The other day it was six degrees and sunny in Victoria. A brisk wind that begged for a wool coat blew up from the harbour. The next was five degrees and overcast. Though it’s early spring, these days together with views of the bare branches of plane trees against the power lines outside my window remind me of my winter days in Tokyo.
Thanks to central heating and proper insulation my Victoria apartment is a consistent and cozy 21 degrees. No noisy air conditioning unit blasts hot dry air into my face hour after hour. When I sit in front of the window there’s no icy draft akin to an open refrigerator door. And yet, even with the challenges and frustrations inherent in the overall experience at various levels at every turn while there, the past weeks here have been laced with nostalgia for my Tokyo days.
I remember fondly the little neighbourhood landmarks I used to pass every day.
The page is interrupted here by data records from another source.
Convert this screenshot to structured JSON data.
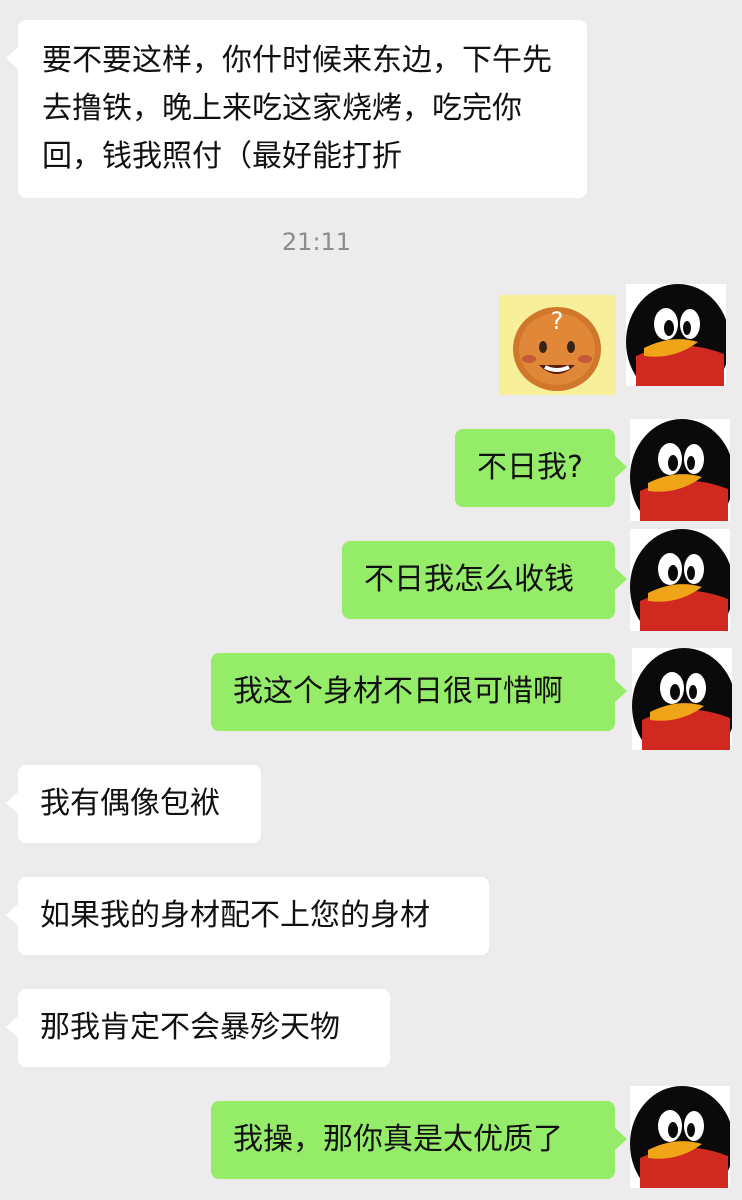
{
  "messages": [
    {
      "side": "in",
      "type": "text",
      "text": "要不要这样，你什时候来东边，下午先去撸铁，晚上来吃这家烧烤，吃完你回，钱我照付（最好能打折"
    },
    {
      "type": "timestamp",
      "text": "21:11"
    },
    {
      "side": "out",
      "type": "sticker",
      "sticker": "confused-pancake-face-sticker",
      "sticker_text": "?"
    },
    {
      "side": "out",
      "type": "text",
      "text": "不日我?"
    },
    {
      "side": "out",
      "type": "text",
      "text": "不日我怎么收钱"
    },
    {
      "side": "out",
      "type": "text",
      "text": "我这个身材不日很可惜啊"
    },
    {
      "side": "in",
      "type": "text",
      "text": "我有偶像包袱"
    },
    {
      "side": "in",
      "type": "text",
      "text": "如果我的身材配不上您的身材"
    },
    {
      "side": "in",
      "type": "text",
      "text": "那我肯定不会暴殄天物"
    },
    {
      "side": "out",
      "type": "text",
      "text": "我操，那你真是太优质了"
    }
  ],
  "colors": {
    "background": "#ececec",
    "incoming_bubble": "#ffffff",
    "outgoing_bubble": "#95ec69",
    "timestamp_text": "#8c8c8c"
  },
  "avatar": {
    "icon": "qq-penguin-avatar-icon"
  }
}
The post office, the little spa where I enjoyed heavenly foot massages, the restaurants I frequented regularly, the dry cleaner in front of Gaienmae station, the inviting window displays of small boutiques.
I recall bird song in the grove beside my apartment, the chirping of traffic lights, the distinctive whine and snarl of Ferrari and Lamborghini engines along Aoyama-dori; a marked contrast to the gentle rustle and clacking of the bamboo grove leading to Baisoin Temple from which the scent of incense wafted on the air.
Often a glass of bubbles or a single malt accompanied night skyline or Fuji views from various locations. As I walked down the little slope leading to my apartment from Gaienmae Station, Tokyo Tower glowed in the distance, a tacit orange welcome against the blue velvet sky. Sometimes the moon paid a call. More than eight light years away Sirius winked between the two apartment buildings across the street.
My friend Vivian writes to tell me that my spirit still inhabits Gaienmae, that she can feel my lingering presence when she pauses for coffee in the neighbourhood. I don’t disbelieve her.
Funny, after three months of living in a chilly apartment the size of my Victoria bedroom and enjoying more success than I’d hoped to achieve at the outset, I was quite ready and content to come home. Now, after a little more than two months back I can’t say I’ve adjusted with ease.
There, in spite of the often exhausting challenges, I was creatively jazzed and vibrantly alive, filled with a quiet radiance that could bring me near to bursting. Here physical comforts fit like a beloved pair of slippers, but an uneasy void remains. In addition, various delays and disappointments on my return have landed me in a rut where the inner compass spins on its center.
Based on a lifetime’s experience with the sine waves of forward momentum, no doubt there’s a spiritual redirect–even something which might resemble a plan–inherent in the situation. Given time and the clear perspective of hindsight it might make sense; however, acquiescence would be easier if I could understand its purpose.